## PROBLEM TO WORK ON
Tell how many lines in the data contain the word "title", and leave out everything else.

## SUPPLIED INFORMATION

——————————

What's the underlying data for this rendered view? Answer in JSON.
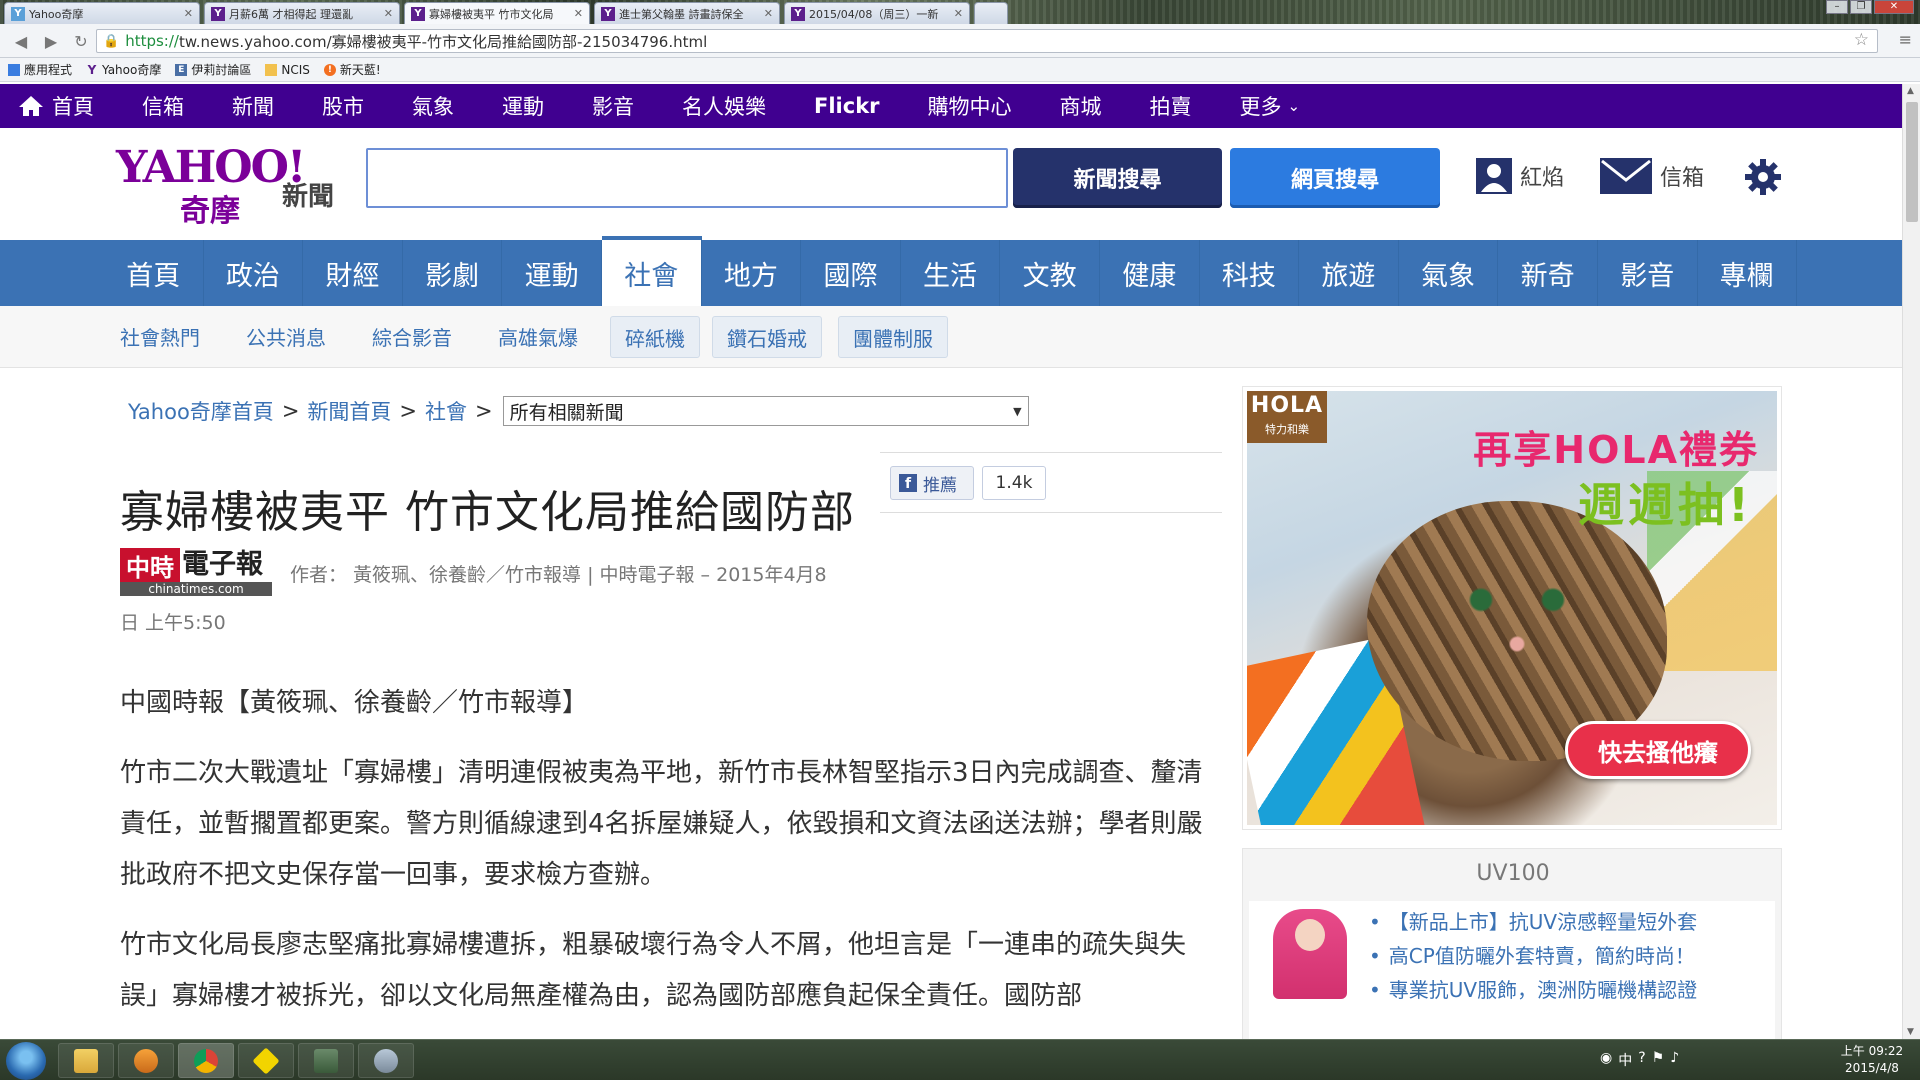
{
  "browser": {
    "tabs": [
      {
        "title": "Yahoo奇摩",
        "fav": "Y"
      },
      {
        "title": "月薪6萬 才相得起 理還亂",
        "fav": "Y"
      },
      {
        "title": "寡婦樓被夷平 竹市文化局",
        "fav": "Y"
      },
      {
        "title": "進士第父翰墨 詩畫詩保全",
        "fav": "Y"
      },
      {
        "title": "2015/04/08（周三）一新",
        "fav": "Y"
      }
    ],
    "url_scheme": "https://",
    "url_rest": "tw.news.yahoo.com/寡婦樓被夷平-竹市文化局推給國防部-215034796.html",
    "bookmarks": [
      "應用程式",
      "Yahoo奇摩",
      "伊莉討論區",
      "NCIS",
      "新天藍!"
    ]
  },
  "topbar": {
    "items": [
      "首頁",
      "信箱",
      "新聞",
      "股市",
      "氣象",
      "運動",
      "影音",
      "名人娛樂",
      "Flickr",
      "購物中心",
      "商城",
      "拍賣",
      "更多"
    ]
  },
  "header": {
    "logo_yahoo": "YAHOO!",
    "logo_qimo": "奇摩",
    "logo_news": "新聞",
    "search_value": "",
    "btn_news": "新聞搜尋",
    "btn_web": "網頁搜尋",
    "user_label": "紅焰",
    "mail_label": "信箱"
  },
  "nav": {
    "items": [
      "首頁",
      "政治",
      "財經",
      "影劇",
      "運動",
      "社會",
      "地方",
      "國際",
      "生活",
      "文教",
      "健康",
      "科技",
      "旅遊",
      "氣象",
      "新奇",
      "影音",
      "專欄"
    ],
    "active": "社會"
  },
  "subnav": {
    "links": [
      "社會熱門",
      "公共消息",
      "綜合影音",
      "高雄氣爆"
    ],
    "boxed": [
      "碎紙機",
      "鑽石婚戒",
      "團體制服"
    ]
  },
  "breadcrumb": {
    "items": [
      "Yahoo奇摩首頁",
      "新聞首頁",
      "社會"
    ],
    "sep": ">",
    "select_value": "所有相關新聞"
  },
  "article": {
    "title": "寡婦樓被夷平 竹市文化局推給國防部",
    "fb_label": "推薦",
    "fb_count": "1.4k",
    "source_logo": {
      "red": "中時",
      "name": "電子報",
      "domain": "chinatimes.com"
    },
    "byline": "作者： 黃筱珮、徐養齡／竹市報導 | 中時電子報 – 2015年4月8",
    "byline2": "日 上午5:50",
    "paragraphs": [
      "中國時報【黃筱珮、徐養齡／竹市報導】",
      "竹市二次大戰遺址「寡婦樓」清明連假被夷為平地，新竹市長林智堅指示3日內完成調查、釐清責任，並暫擱置都更案。警方則循線逮到4名拆屋嫌疑人，依毀損和文資法函送法辦；學者則嚴批政府不把文史保存當一回事，要求檢方查辦。",
      "竹市文化局長廖志堅痛批寡婦樓遭拆，粗暴破壞行為令人不屑，他坦言是「一連串的疏失與失誤」寡婦樓才被拆光，卻以文化局無產權為由，認為國防部應負起保全責任。國防部"
    ]
  },
  "ad": {
    "brand": "HOLA",
    "brand_sub": "特力和樂",
    "line1": "再享HOLA禮券",
    "line2": "週週抽!",
    "cta": "快去搔他癢"
  },
  "uv": {
    "title": "UV100",
    "items": [
      "【新品上市】抗UV涼感輕量短外套",
      "高CP值防曬外套特賣，簡約時尚！",
      "專業抗UV服飾，澳洲防曬機構認證"
    ]
  },
  "taskbar": {
    "clock_time": "上午 09:22",
    "clock_date": "2015/4/8",
    "tray": "中"
  },
  "colors": {
    "yahoo_purple": "#400090",
    "nav_blue": "#3b72b4",
    "btn_navy": "#25326b",
    "btn_blue": "#2c7be0"
  }
}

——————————

## RESPONSE FOR THIS EXERCISE
7